C.J. Box’s shorter works make for an excellent way to pass the time

C.J. Box’s shorter works make for an excellent way to pass the time

By Terri Schlichenmeyer (Photo/Michael Smith) 

You’re stuck — trapped in an elevator, an office or the front seat of a car — wishing you were someplace, anyplace, else.

The people with you are getting on your last nerve. You’ve heard the same phrases over and over and over and you want to scream.

We’ve all been there. We’ve all lived through the irritation, but what’s funny is that it’s not at all chafing to read about it happening to someone else. That’s just one of the themes in “Shots Fired,” a collection of short stories by C.J. Box.

Throughout the years, says Box, fans have asked where they could find some of his shorter works, wondering why there wasn’t an anthology.

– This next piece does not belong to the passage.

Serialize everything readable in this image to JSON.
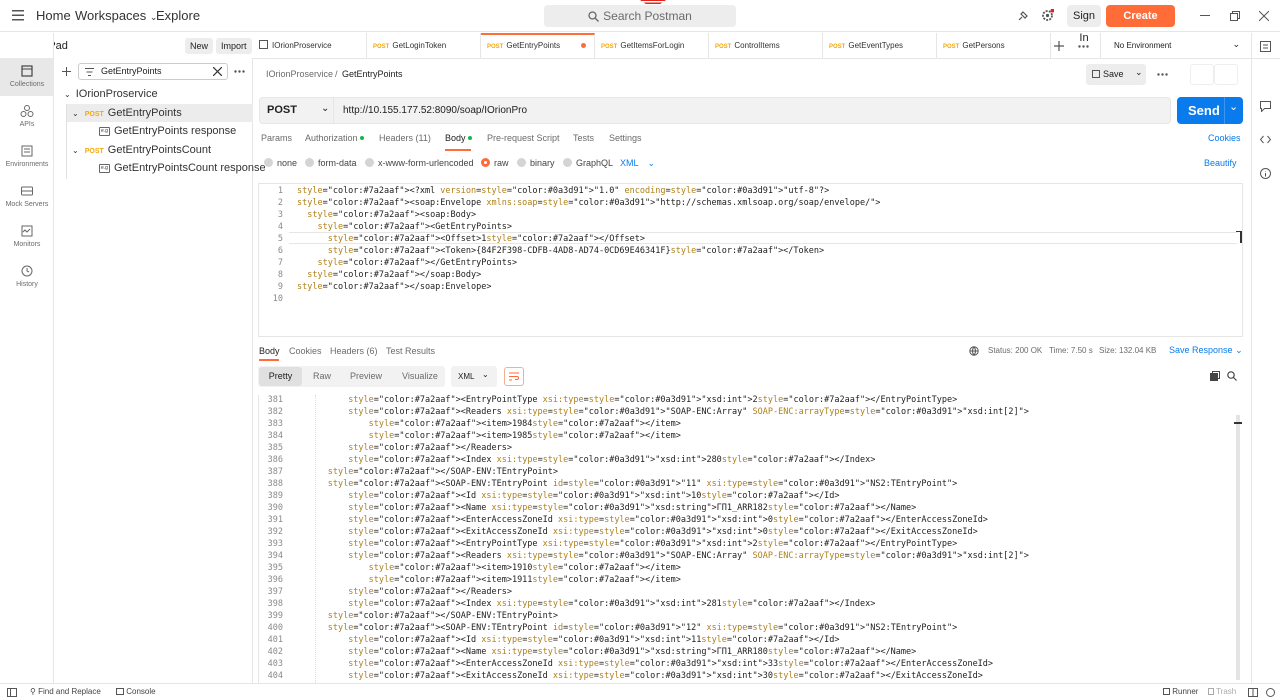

Now there is, with favorite characters and a few new faces.

Take, for instance, “One-Car Bridge,” in which a ranch owned by a big-city bully is on the edge of Game Warden Joe Pickett’s territory. Joe has bad news for the owner, but it could be worse news for the ranch’s manager. He could lose his job over something that’s not his fault. Could help come from the U.S. Mail?

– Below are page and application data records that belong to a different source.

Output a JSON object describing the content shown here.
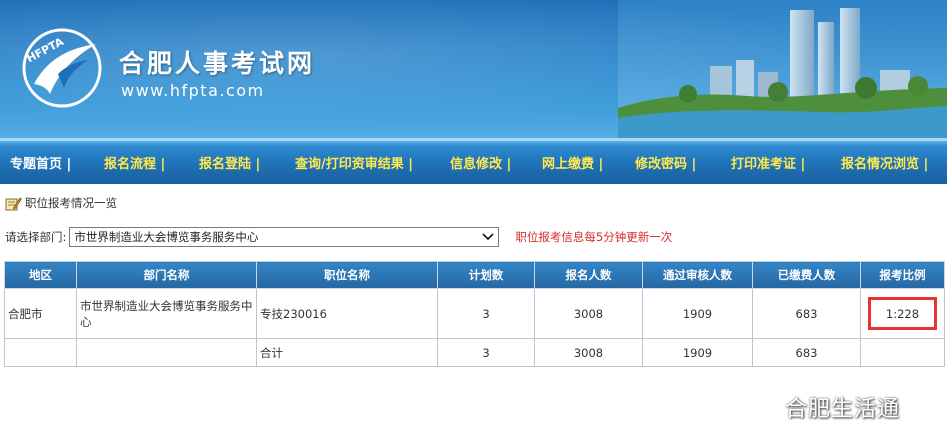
{
  "header": {
    "site_title": "合肥人事考试网",
    "site_url": "www.hfpta.com",
    "logo_text": "HFPTA"
  },
  "nav": {
    "items": [
      {
        "label": "专题首页 |"
      },
      {
        "label": "报名流程 |"
      },
      {
        "label": "报名登陆 |"
      },
      {
        "label": "查询/打印资审结果 |"
      },
      {
        "label": "信息修改 |"
      },
      {
        "label": "网上缴费 |"
      },
      {
        "label": "修改密码 |"
      },
      {
        "label": "打印准考证 |"
      },
      {
        "label": "报名情况浏览 |"
      }
    ]
  },
  "breadcrumb": {
    "label": "职位报考情况一览"
  },
  "filter": {
    "label": "请选择部门:",
    "selected": "市世界制造业大会博览事务服务中心",
    "note": "职位报考信息每5分钟更新一次"
  },
  "table": {
    "headers": [
      "地区",
      "部门名称",
      "职位名称",
      "计划数",
      "报名人数",
      "通过审核人数",
      "已缴费人数",
      "报考比例"
    ],
    "rows": [
      {
        "region": "合肥市",
        "department": "市世界制造业大会博览事务服务中心",
        "position": "专技230016",
        "planned": "3",
        "applicants": "3008",
        "approved": "1909",
        "paid": "683",
        "ratio": "1:228"
      }
    ],
    "total": {
      "label": "合计",
      "planned": "3",
      "applicants": "3008",
      "approved": "1909",
      "paid": "683"
    }
  },
  "watermark": {
    "text": "合肥生活通"
  },
  "colors": {
    "banner": "#2a86cc",
    "nav_text": "#ffe94d",
    "table_header": "#2770ae",
    "highlight": "#e63232",
    "note": "#d62a2a"
  }
}
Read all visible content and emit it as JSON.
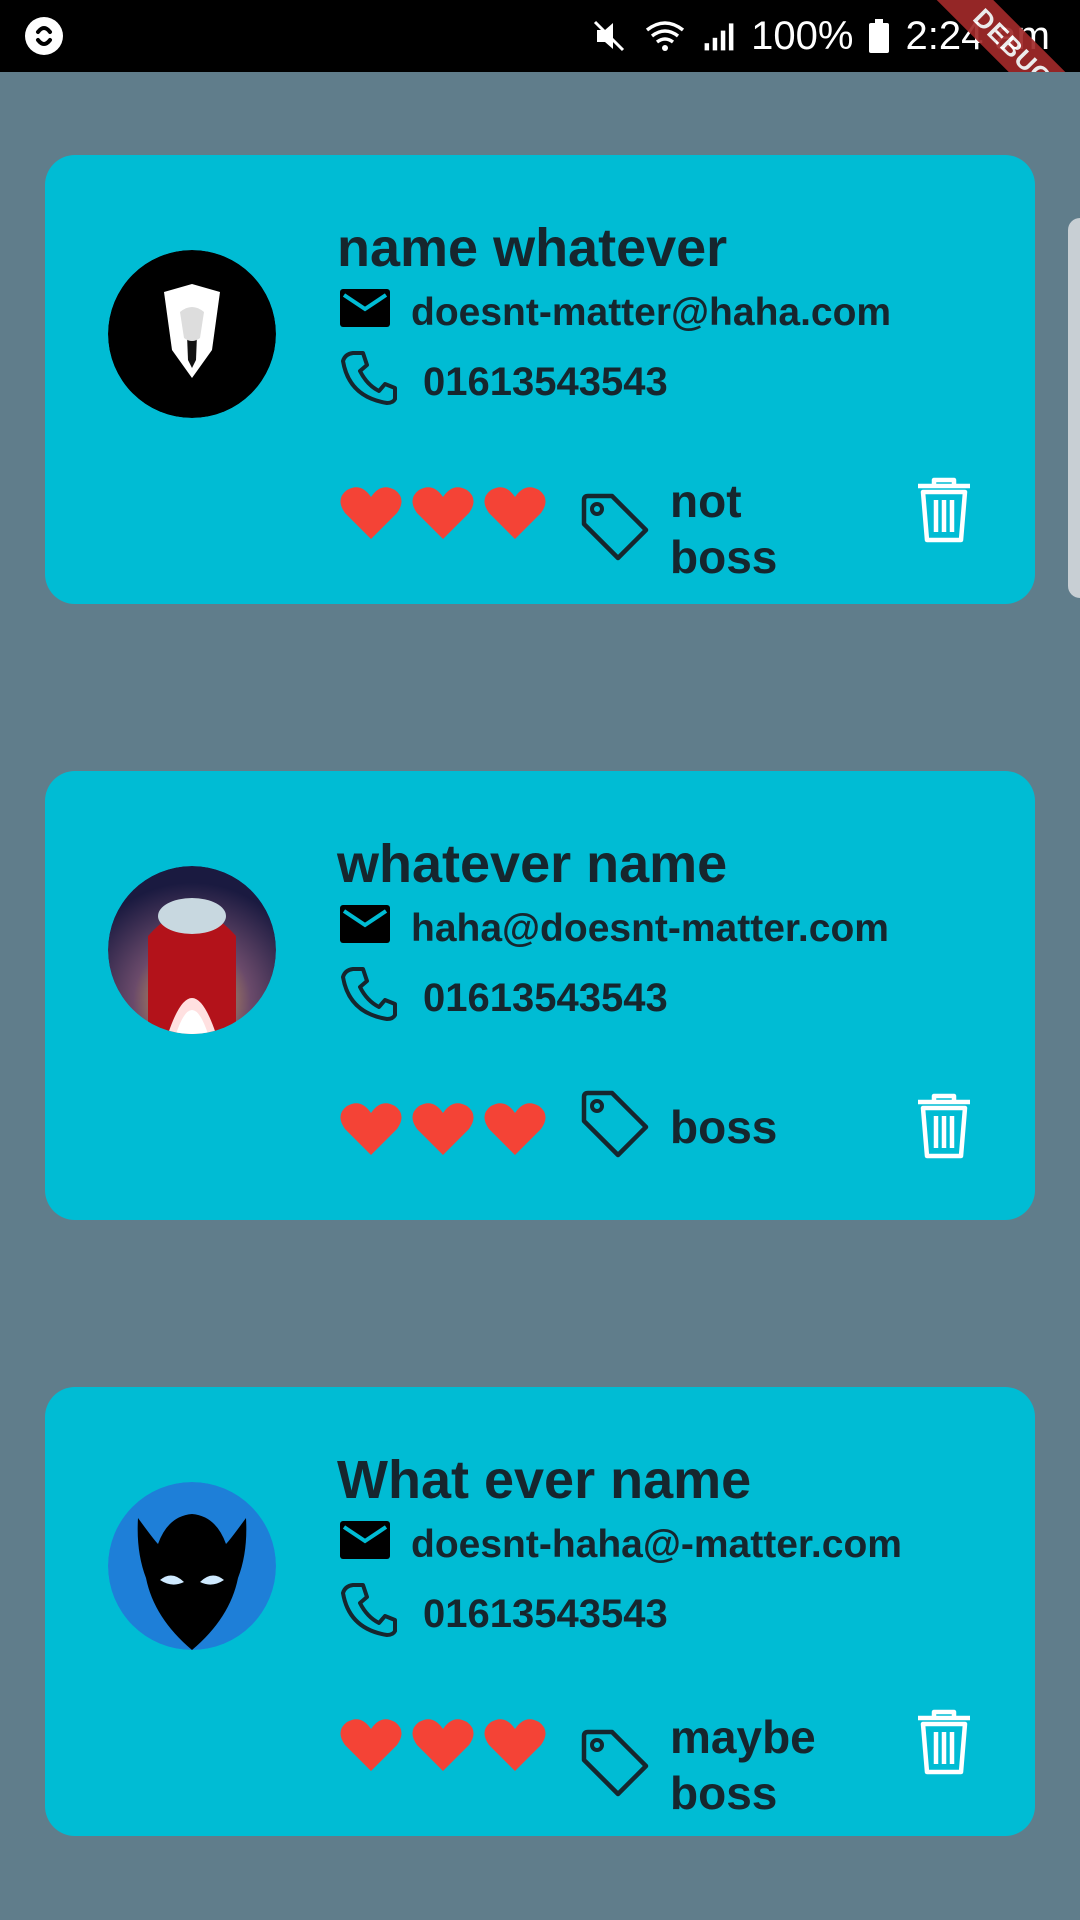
{
  "status_bar": {
    "battery": "100%",
    "time": "2:24 am",
    "debug_banner": "DEBUG"
  },
  "contacts": [
    {
      "name": "name whatever",
      "email": "doesnt-matter@haha.com",
      "phone": "01613543543",
      "hearts": 3,
      "tag": "not boss",
      "avatar": "suit-man-avatar"
    },
    {
      "name": "whatever name",
      "email": "haha@doesnt-matter.com",
      "phone": "01613543543",
      "hearts": 3,
      "tag": "boss",
      "avatar": "red-crewmate-avatar"
    },
    {
      "name": "What ever name",
      "email": "doesnt-haha@-matter.com",
      "phone": "01613543543",
      "hearts": 3,
      "tag": "maybe boss",
      "avatar": "horned-shadow-avatar"
    }
  ],
  "colors": {
    "background": "#607d8b",
    "card": "#00bcd4",
    "heart": "#f44336",
    "text": "#16262e",
    "delete_icon": "#ffffff"
  }
}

Pickett, of course, is one of Box’s best-loved characters — maybe because the game warden cherishes his neighbors so much. In “Dull Knife,” one of Wyoming ’s finest basketball players turns up dead. Joe remembers the girl and mourns what she could have been. How she died is an even bigger issue.

Joe’s friend, Nate Romanowski, also appears in this book and he’s loaded for bear — or, in this case, for a rich Saudi who seems to think he owns the rogue falconer and can buy what he wants. In “The Master Falconer,” fans will be surprised to see that Nate tows the line. Or not.

Revenge is a dish best served cold, they say, but not necessarily in a canoe. In “Every Day is a Good Day on the River,” a long-awaited fishing trip turns into a nightmare when something unexpected shows up on the waters.

In my favorite story here, “The End of Jim and Ezra,” two trappers are caught for the winter in a cabin high in the mountains. It’s 1835 and it’s been three long months of living practically on top of one another.
Stir-crazy ain’t the word for it.

You know how it is when you want a book, but not the whole book? That’s when you reach for this collection. With its 10 short stories, “Shots Fired” will just fill that nagging want-to-read hunger.

And yet, what’s nice about this book is that you can make it last. Most of Box’s tales are short enough to read in one sitting, but not so involved that you won’t feel bad putting a bookmark in them for a minute.

If you’re a Box fan, this is a must-have. If you’ve never read his works, you’ll be a fan in short order because what’s inside “Shots Fired” will have you stuck to your seat.

The writer is a syndicated book reviewer.